Timeline: Dallas County Judge Jim Foster
January 2007 – Foster announces during his first meeting as the new county judge that he may resemble "Bambi in headlights."
May – Foster angers Commissioner John Wiley Price by voting with Republican commissioners against a Price proposal regarding the expansion of a foreign trade zone in Price's district. The vote leads to lasting tensions between Price and Foster.
June – Foster is a no-show at a meeting where commissioners are scheduled to vote to sanction Constable Mike Dupree for misconduct. Foster's absence, which he blamed on a migraine, forces a last-minute cancellation of the meeting and prompts an angry Price to call him derelict in his duty.
December – Foster announces he wants to form an advisory board to guide the creation of the state's first countywide clean air task force.
October 2008 – Price shows up at a meeting with a nameplate that says "Judge Foster Gump" the week after Foster's vote to kill a master plan Price had wanted for an inland port in his district.
May 2009 – During a court-ordered deposition, Foster says the FBI has questioned him many times about Price. Price wanted Foster to answer questions under oath about statements the judge made accusing Price of shaking down an inland port developer.

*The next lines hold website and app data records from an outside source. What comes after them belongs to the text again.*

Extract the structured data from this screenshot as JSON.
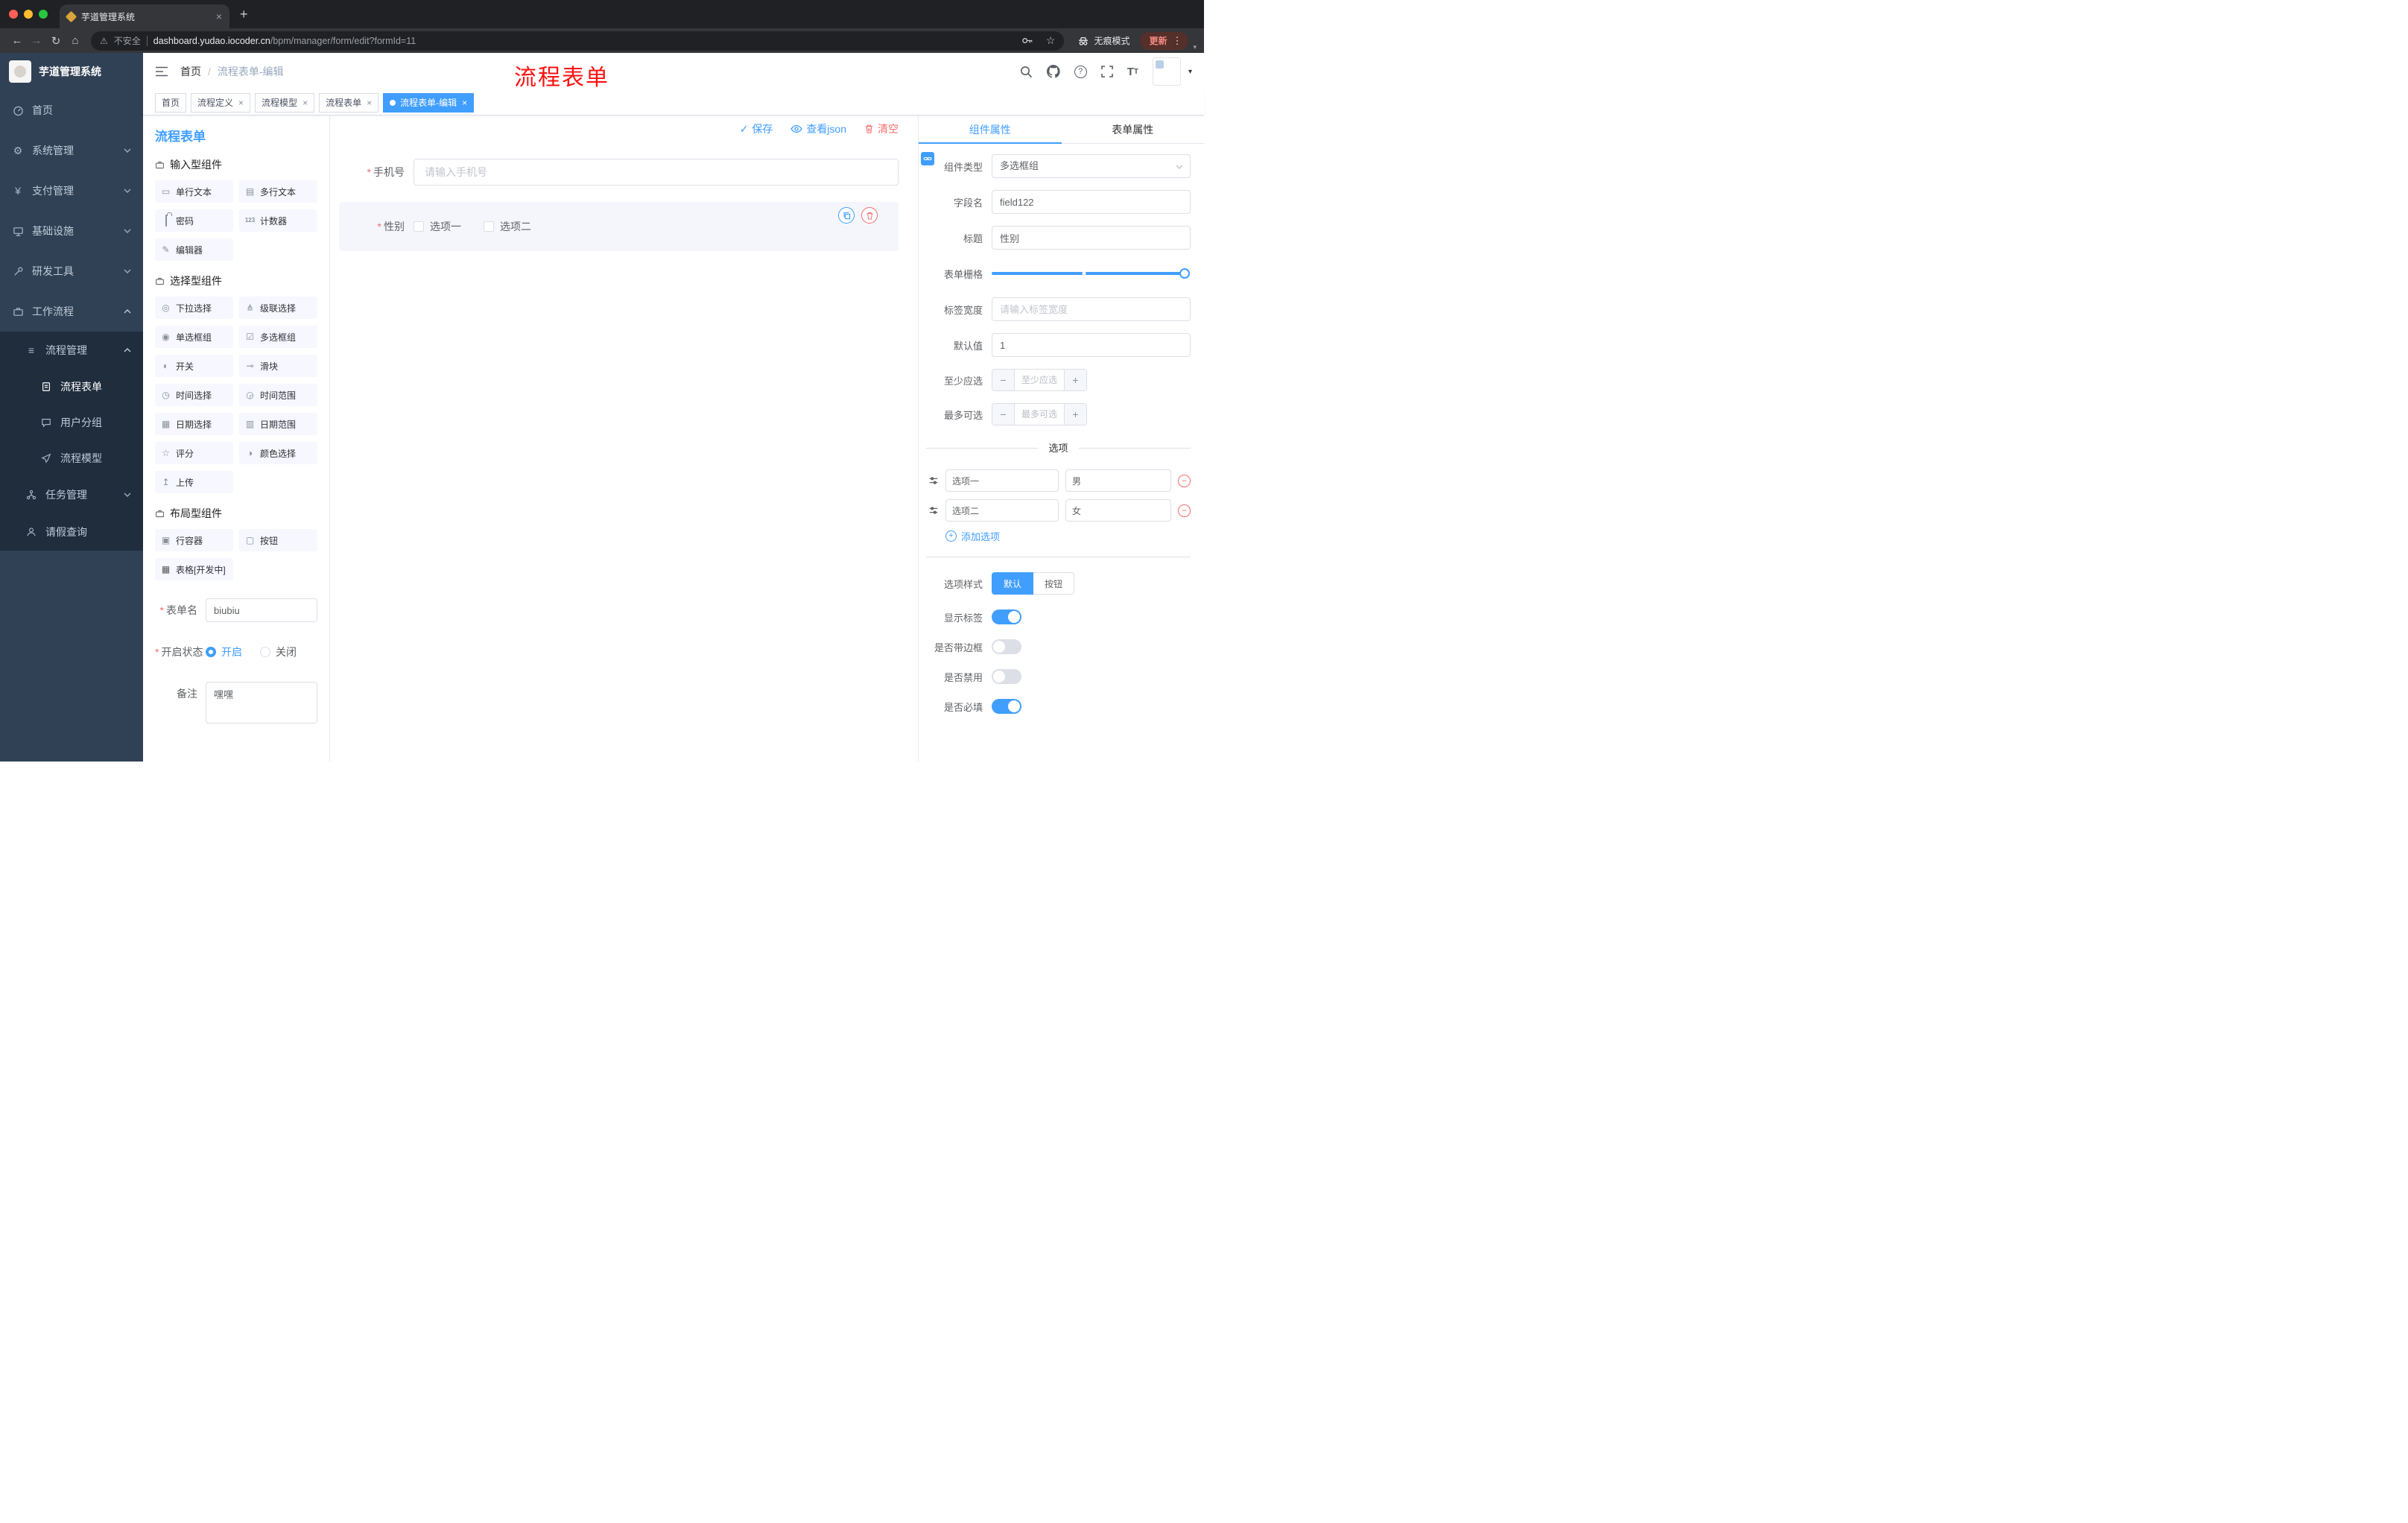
{
  "browser": {
    "tab_title": "芋道管理系统",
    "security_label": "不安全",
    "url_domain": "dashboard.yudao.iocoder.cn",
    "url_path": "/bpm/manager/form/edit?formId=11",
    "incognito_label": "无痕模式",
    "update_label": "更新"
  },
  "icons": {
    "close": "×",
    "new_tab": "+",
    "back": "←",
    "forward": "→",
    "reload": "↻",
    "home": "⌂",
    "star": "☆",
    "warning": "⚠",
    "more_v": "⋮",
    "caret": "▾",
    "slash": "/",
    "check": "✓",
    "minus": "−",
    "plus": "+",
    "question": "?",
    "font_big": "T",
    "font_small": "T",
    "comp_single_text": "▭",
    "comp_multi_text": "▤",
    "comp_counter": "123",
    "comp_editor": "✎",
    "comp_select": "◎",
    "comp_cascader": "⋔",
    "comp_radio": "◉",
    "comp_checkbox": "☑",
    "comp_switch": "◐",
    "comp_slider": "⊸",
    "comp_time": "◷",
    "comp_time_range": "◶",
    "comp_date": "▦",
    "comp_date_range": "▥",
    "comp_rate": "☆",
    "comp_color": "◑",
    "comp_upload": "↥",
    "comp_row": "▣",
    "comp_button": "▢",
    "comp_table": "▦",
    "gear": "⚙",
    "yen": "¥",
    "menu_list": "≡"
  },
  "sidebar": {
    "logo_title": "芋道管理系统",
    "menu": {
      "home": "首页",
      "system": "系统管理",
      "payment": "支付管理",
      "infra": "基础设施",
      "devtools": "研发工具",
      "workflow": "工作流程",
      "process_mgmt": "流程管理",
      "process_form": "流程表单",
      "user_group": "用户分组",
      "process_model": "流程模型",
      "task_mgmt": "任务管理",
      "leave_query": "请假查询"
    }
  },
  "header": {
    "breadcrumb_home": "首页",
    "breadcrumb_current": "流程表单-编辑",
    "annotation": "流程表单"
  },
  "tags": [
    "首页",
    "流程定义",
    "流程模型",
    "流程表单",
    "流程表单-编辑"
  ],
  "designer": {
    "panel_title": "流程表单",
    "save": "保存",
    "view_json": "查看json",
    "clear": "清空",
    "groups": [
      {
        "title": "输入型组件",
        "items": [
          "单行文本",
          "多行文本",
          "密码",
          "计数器",
          "编辑器"
        ]
      },
      {
        "title": "选择型组件",
        "items": [
          "下拉选择",
          "级联选择",
          "单选框组",
          "多选框组",
          "开关",
          "滑块",
          "时间选择",
          "时间范围",
          "日期选择",
          "日期范围",
          "评分",
          "颜色选择",
          "上传"
        ]
      },
      {
        "title": "布局型组件",
        "items": [
          "行容器",
          "按钮",
          "表格[开发中]"
        ]
      }
    ],
    "meta": {
      "form_name_label": "表单名",
      "form_name_value": "biubiu",
      "status_label": "开启状态",
      "status_on": "开启",
      "status_off": "关闭",
      "remark_label": "备注",
      "remark_value": "嘿嘿"
    },
    "canvas": {
      "phone_label": "手机号",
      "phone_placeholder": "请输入手机号",
      "gender_label": "性别",
      "gender_opt1": "选项一",
      "gender_opt2": "选项二"
    }
  },
  "props": {
    "tab_component": "组件属性",
    "tab_form": "表单属性",
    "component_type_label": "组件类型",
    "component_type_value": "多选框组",
    "field_name_label": "字段名",
    "field_name_value": "field122",
    "title_label": "标题",
    "title_value": "性别",
    "grid_label": "表单栅格",
    "label_width_label": "标签宽度",
    "label_width_placeholder": "请输入标签宽度",
    "default_label": "默认值",
    "default_value": "1",
    "min_label": "至少应选",
    "min_placeholder": "至少应选",
    "max_label": "最多可选",
    "max_placeholder": "最多可选",
    "options_title": "选项",
    "options": [
      {
        "label": "选项一",
        "value": "男"
      },
      {
        "label": "选项二",
        "value": "女"
      }
    ],
    "add_option": "添加选项",
    "style_label": "选项样式",
    "style_default": "默认",
    "style_button": "按钮",
    "show_label": "显示标签",
    "border_label": "是否带边框",
    "disabled_label": "是否禁用",
    "required_label": "是否必填",
    "switch_states": {
      "show_label": true,
      "border": false,
      "disabled": false,
      "required": true
    }
  },
  "colors": {
    "primary": "#409eff",
    "danger": "#f56c6c",
    "annotation_red": "#fe1010",
    "sidebar_bg": "#304156",
    "submenu_bg": "#1f2d3d",
    "chrome_bg": "#202124",
    "toolbar_bg": "#35363a",
    "update_text": "#f28b82"
  }
}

October – Foster orders information technology staff to enter Constable Jaime Cortes' office before dawn to copy his computer hard drive without a warrant or subpoena. The move outrages Cortes and other elected officials.
December – At a meeting, Foster bangs his gavel to restore order during a noisy dispute about the constable investigation. Price pounds his fist and shouts – inches from Foster's face – "So what? Make me come to order!"

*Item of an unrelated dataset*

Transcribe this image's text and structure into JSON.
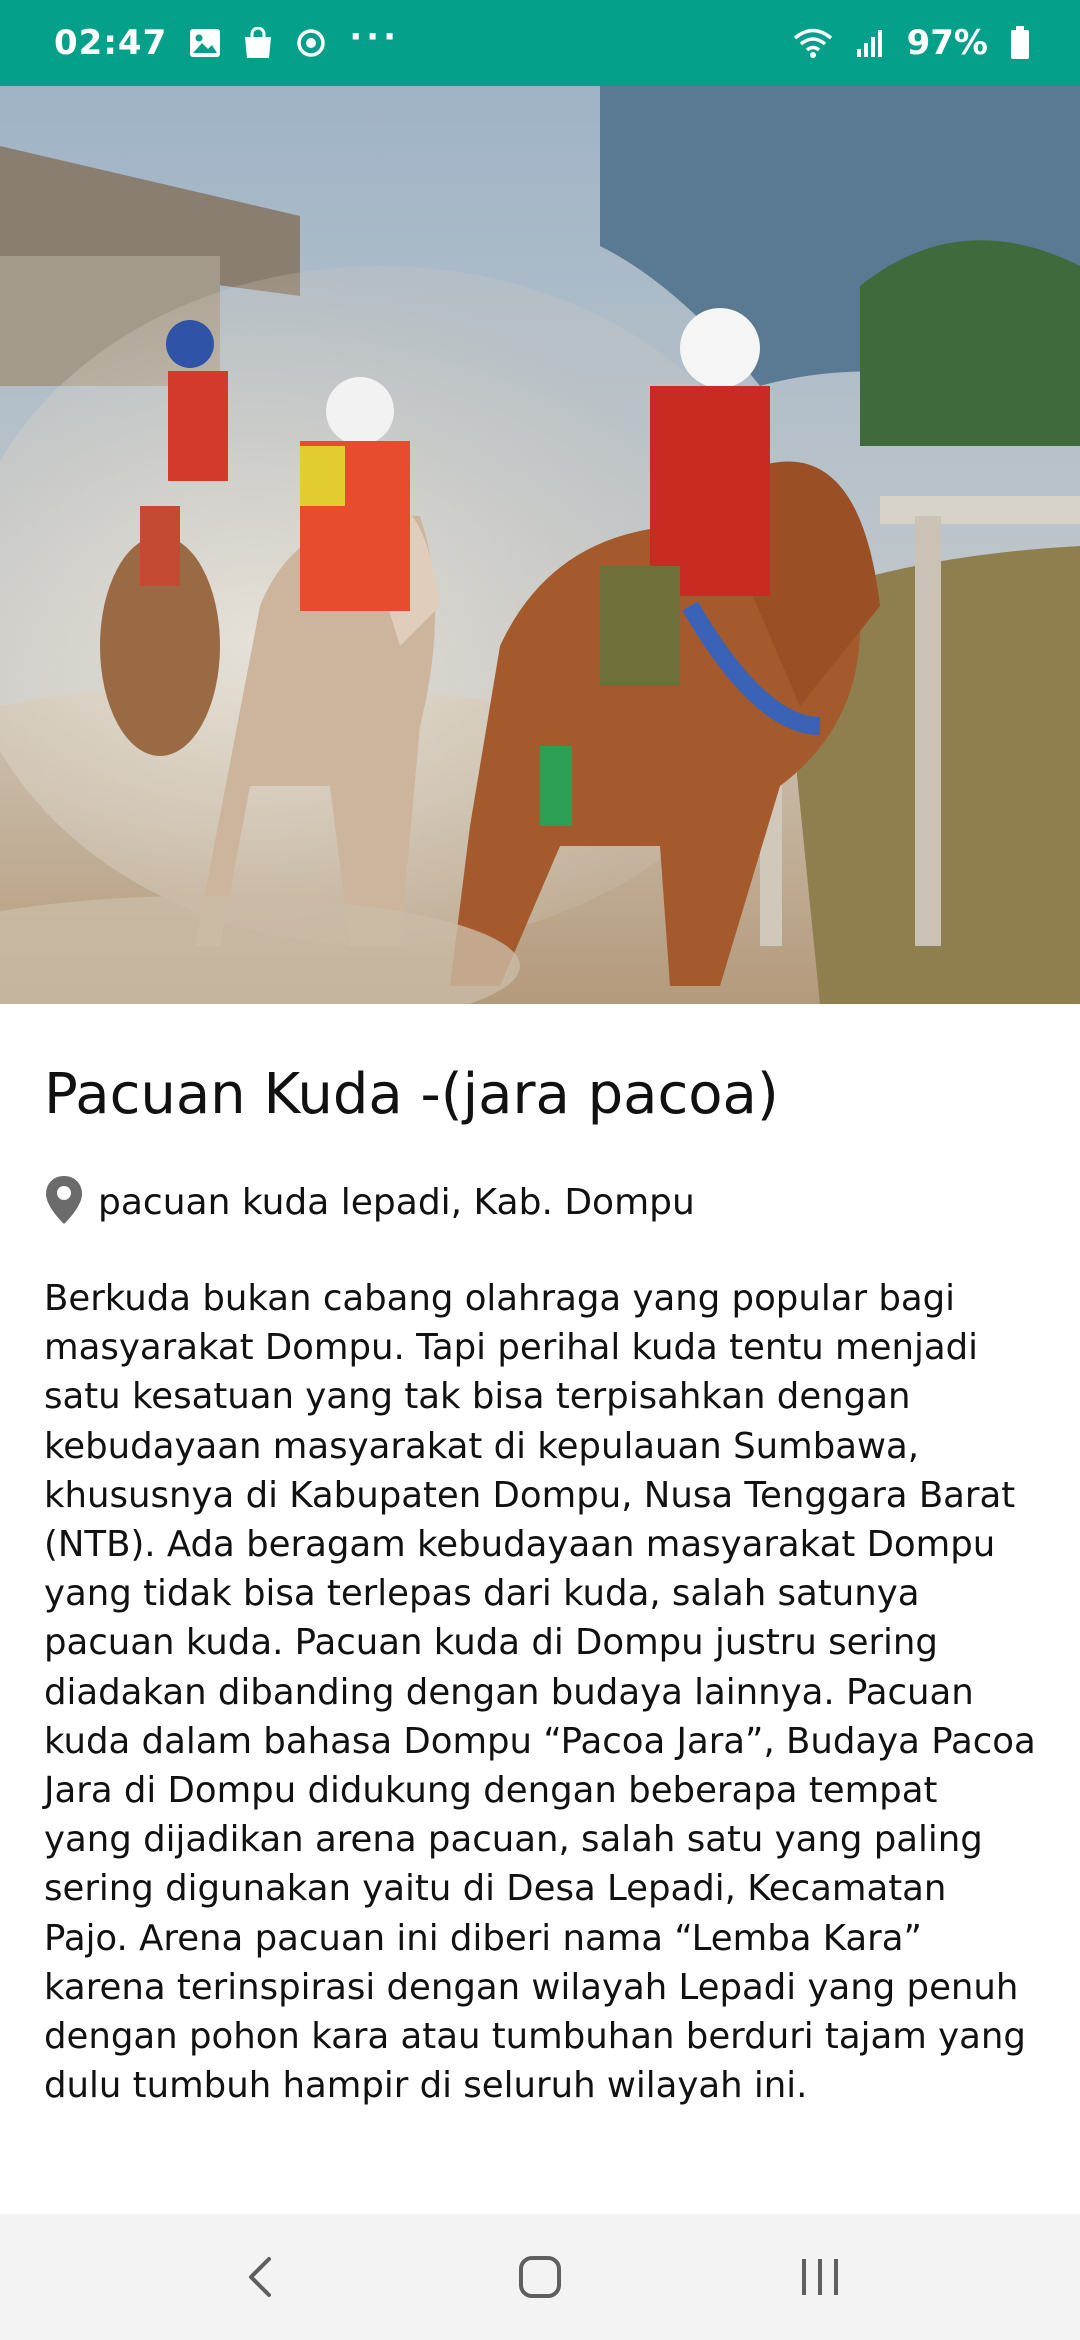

March 2010 – Foster's hopes for re-election end when he places a distant third in the Democratic primary. On election night, he blames voter fraud for his defeat and says the U.S. attorney is investigating. The U.S. attorney's office says no such investigation exists. email@example.com